• TASK DIRECTIONS:
Which of the lines in the records below hold the string "message"? Copy every one of them.

Items from an interface collection:
=-=-=
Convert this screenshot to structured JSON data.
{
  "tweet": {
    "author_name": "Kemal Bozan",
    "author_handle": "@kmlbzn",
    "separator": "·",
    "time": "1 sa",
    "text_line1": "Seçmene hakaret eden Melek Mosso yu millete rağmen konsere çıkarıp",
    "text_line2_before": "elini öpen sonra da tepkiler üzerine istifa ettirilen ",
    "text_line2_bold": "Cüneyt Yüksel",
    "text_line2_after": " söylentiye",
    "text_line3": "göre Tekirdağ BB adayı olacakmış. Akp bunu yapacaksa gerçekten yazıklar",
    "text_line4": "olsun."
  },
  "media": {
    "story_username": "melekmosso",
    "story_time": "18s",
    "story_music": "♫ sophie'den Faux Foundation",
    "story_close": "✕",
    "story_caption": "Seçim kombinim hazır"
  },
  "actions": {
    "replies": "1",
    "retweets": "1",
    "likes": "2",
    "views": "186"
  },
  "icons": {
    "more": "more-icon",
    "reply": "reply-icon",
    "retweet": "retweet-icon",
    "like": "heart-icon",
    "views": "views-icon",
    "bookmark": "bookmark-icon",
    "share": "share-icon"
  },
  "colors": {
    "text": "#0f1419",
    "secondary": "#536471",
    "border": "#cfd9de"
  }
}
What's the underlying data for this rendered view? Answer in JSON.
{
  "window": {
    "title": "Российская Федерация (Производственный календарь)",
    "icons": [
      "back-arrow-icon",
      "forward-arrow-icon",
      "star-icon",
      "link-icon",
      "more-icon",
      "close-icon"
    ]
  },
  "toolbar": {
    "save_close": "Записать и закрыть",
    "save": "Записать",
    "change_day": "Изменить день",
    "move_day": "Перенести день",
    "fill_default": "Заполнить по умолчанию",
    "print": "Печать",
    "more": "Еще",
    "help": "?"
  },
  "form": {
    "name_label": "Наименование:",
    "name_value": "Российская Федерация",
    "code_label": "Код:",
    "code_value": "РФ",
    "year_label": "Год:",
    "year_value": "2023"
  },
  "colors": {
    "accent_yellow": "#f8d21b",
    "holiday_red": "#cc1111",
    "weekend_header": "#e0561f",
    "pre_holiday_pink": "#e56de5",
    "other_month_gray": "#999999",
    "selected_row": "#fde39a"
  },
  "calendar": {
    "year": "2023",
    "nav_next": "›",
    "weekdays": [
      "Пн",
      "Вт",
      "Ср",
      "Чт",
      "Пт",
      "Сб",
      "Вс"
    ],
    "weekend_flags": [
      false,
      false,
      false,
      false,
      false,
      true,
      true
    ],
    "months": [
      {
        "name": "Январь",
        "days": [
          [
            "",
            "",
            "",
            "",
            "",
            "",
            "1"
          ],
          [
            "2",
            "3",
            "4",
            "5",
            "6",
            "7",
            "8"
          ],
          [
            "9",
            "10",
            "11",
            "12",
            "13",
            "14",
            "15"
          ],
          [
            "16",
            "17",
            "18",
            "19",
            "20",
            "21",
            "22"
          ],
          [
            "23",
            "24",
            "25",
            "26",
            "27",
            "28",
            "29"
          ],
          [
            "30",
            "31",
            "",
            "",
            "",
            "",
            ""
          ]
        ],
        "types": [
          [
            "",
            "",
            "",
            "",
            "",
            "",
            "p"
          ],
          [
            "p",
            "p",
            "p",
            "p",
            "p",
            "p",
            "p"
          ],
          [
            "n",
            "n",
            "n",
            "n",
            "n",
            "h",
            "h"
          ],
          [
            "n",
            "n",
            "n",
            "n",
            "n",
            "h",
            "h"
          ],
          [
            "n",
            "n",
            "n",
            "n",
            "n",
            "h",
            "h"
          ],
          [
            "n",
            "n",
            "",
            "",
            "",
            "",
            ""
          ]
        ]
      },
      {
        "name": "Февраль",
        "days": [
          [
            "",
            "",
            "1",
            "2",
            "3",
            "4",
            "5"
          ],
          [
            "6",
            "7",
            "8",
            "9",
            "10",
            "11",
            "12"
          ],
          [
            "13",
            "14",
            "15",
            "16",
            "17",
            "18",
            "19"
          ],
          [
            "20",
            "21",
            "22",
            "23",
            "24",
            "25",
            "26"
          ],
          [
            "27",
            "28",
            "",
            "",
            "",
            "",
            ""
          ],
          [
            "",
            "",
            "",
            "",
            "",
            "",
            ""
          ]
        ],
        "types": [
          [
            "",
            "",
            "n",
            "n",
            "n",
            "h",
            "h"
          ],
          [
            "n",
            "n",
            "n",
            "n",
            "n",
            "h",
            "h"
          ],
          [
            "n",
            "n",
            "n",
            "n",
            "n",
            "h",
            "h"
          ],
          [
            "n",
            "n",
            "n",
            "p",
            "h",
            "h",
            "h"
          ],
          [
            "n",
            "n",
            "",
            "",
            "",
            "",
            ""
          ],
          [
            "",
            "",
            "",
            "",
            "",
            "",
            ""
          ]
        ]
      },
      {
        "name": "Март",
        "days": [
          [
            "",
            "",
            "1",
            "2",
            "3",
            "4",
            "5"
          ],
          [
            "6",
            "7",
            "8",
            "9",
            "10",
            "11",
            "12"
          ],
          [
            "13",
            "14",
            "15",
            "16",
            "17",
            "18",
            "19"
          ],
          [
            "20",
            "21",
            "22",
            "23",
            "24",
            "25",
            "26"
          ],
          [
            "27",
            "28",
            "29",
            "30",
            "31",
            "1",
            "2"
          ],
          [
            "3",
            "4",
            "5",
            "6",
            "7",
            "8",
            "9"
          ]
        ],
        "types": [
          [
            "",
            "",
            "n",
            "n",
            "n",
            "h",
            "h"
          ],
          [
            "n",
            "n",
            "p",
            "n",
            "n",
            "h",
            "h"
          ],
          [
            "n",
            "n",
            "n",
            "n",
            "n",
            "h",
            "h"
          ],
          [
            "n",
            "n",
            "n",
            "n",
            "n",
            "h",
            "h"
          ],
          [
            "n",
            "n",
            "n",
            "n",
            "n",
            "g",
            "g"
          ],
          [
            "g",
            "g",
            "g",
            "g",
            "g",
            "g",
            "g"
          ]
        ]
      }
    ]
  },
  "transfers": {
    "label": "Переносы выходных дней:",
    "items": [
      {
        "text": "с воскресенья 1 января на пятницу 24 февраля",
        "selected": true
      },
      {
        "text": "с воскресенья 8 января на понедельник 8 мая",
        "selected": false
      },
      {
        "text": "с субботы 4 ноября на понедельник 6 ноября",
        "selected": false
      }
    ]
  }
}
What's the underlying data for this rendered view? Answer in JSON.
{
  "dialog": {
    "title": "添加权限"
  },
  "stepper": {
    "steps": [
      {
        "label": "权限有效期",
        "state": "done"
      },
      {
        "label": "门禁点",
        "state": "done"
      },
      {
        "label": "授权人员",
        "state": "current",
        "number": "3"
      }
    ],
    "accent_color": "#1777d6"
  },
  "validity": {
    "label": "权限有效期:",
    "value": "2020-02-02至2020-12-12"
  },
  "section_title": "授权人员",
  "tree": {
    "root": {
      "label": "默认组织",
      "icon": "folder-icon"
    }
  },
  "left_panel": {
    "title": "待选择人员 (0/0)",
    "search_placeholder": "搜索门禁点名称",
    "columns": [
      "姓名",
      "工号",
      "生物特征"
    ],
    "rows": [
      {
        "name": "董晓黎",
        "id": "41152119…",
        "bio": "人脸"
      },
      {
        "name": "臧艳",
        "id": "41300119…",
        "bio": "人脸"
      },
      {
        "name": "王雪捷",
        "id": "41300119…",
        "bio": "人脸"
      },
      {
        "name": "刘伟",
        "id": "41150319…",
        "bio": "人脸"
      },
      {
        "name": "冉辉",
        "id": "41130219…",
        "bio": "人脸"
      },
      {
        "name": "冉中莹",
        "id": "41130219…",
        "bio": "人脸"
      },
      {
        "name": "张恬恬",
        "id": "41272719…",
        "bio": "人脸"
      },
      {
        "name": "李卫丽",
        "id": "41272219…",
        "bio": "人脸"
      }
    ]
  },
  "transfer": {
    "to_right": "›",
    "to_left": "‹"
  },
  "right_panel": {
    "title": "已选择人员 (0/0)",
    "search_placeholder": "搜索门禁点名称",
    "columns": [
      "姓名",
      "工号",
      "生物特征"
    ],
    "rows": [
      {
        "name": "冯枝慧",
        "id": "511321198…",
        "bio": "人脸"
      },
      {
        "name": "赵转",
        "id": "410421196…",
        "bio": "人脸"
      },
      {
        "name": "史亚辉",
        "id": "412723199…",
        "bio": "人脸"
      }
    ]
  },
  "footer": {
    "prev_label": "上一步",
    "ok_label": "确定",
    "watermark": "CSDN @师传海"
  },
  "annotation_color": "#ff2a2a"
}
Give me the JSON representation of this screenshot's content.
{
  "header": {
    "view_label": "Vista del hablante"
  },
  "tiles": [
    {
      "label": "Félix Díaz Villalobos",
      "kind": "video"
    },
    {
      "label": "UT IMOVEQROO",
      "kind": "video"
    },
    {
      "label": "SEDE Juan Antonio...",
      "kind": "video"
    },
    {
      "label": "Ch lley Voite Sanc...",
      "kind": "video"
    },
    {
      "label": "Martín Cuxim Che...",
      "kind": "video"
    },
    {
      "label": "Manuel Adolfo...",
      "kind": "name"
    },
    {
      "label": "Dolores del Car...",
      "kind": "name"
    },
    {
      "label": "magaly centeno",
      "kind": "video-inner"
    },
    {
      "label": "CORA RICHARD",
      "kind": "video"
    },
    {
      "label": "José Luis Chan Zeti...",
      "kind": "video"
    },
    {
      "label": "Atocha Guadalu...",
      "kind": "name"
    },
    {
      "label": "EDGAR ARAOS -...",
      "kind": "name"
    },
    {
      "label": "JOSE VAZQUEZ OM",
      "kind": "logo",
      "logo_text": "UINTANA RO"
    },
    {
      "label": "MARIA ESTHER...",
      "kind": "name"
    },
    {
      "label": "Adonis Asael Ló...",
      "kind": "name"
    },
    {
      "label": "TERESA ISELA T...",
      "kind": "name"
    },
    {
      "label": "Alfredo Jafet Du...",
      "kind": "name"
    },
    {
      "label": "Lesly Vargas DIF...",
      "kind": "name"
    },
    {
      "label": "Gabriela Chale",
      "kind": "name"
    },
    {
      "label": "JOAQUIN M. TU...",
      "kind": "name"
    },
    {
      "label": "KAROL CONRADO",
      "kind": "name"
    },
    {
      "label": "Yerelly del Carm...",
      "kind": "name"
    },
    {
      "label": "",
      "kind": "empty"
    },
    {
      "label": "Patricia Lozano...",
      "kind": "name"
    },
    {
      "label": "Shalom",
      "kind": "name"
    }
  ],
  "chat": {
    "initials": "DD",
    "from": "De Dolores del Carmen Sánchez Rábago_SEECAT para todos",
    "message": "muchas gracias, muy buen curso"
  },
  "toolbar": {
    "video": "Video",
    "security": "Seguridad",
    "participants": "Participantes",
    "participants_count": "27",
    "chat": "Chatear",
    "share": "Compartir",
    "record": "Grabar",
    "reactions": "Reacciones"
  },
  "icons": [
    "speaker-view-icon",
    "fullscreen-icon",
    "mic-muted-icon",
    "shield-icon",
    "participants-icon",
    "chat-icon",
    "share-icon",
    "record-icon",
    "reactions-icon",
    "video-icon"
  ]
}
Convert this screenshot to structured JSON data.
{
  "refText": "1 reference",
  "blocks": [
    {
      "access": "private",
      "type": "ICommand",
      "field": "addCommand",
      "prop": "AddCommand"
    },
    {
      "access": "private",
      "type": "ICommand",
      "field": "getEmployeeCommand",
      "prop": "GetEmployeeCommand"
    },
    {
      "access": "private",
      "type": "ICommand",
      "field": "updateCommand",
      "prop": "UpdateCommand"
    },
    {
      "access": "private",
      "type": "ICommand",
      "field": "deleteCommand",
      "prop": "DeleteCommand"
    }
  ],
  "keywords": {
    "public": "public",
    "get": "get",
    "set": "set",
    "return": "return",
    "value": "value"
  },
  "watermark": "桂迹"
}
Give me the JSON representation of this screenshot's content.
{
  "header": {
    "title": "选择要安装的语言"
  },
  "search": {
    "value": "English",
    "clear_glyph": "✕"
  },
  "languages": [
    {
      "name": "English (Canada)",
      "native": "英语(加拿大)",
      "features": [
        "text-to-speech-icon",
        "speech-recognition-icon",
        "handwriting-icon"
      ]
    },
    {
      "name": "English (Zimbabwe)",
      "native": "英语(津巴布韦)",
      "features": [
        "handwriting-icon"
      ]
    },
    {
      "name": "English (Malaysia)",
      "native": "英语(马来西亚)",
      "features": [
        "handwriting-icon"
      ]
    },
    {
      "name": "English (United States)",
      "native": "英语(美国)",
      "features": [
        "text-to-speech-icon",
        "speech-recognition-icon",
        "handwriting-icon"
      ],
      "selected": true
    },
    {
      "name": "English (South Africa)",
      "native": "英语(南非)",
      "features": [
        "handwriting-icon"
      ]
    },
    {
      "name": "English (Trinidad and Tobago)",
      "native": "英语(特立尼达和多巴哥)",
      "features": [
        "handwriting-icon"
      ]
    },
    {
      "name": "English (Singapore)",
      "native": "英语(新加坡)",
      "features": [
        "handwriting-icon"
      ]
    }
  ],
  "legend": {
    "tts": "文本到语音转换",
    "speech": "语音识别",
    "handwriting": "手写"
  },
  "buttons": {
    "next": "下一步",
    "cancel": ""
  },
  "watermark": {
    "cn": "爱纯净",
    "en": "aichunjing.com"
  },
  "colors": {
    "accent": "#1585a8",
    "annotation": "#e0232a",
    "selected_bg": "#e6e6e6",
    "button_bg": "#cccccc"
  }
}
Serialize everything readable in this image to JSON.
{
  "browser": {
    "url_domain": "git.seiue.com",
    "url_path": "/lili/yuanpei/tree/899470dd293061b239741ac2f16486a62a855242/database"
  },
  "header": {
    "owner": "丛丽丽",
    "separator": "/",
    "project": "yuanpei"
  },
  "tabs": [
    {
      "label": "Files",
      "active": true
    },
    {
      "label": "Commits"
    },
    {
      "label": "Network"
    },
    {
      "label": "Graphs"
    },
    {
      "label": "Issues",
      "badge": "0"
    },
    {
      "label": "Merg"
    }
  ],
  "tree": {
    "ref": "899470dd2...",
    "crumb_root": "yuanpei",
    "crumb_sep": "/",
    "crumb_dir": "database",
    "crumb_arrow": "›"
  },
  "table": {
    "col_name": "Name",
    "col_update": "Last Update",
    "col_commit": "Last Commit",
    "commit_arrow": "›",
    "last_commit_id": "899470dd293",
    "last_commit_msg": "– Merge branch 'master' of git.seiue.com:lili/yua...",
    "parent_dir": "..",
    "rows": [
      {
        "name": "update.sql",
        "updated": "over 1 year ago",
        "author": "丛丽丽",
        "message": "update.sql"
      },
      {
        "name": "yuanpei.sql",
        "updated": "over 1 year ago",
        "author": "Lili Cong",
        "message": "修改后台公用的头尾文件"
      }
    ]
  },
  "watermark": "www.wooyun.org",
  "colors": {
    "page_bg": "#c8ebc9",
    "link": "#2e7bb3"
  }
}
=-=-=
• RESPONSE BOX:
    "message": "muchas gracias, muy buen curso"
        "message": "update.sql"
        "message": "修改后台公用的头尾文件"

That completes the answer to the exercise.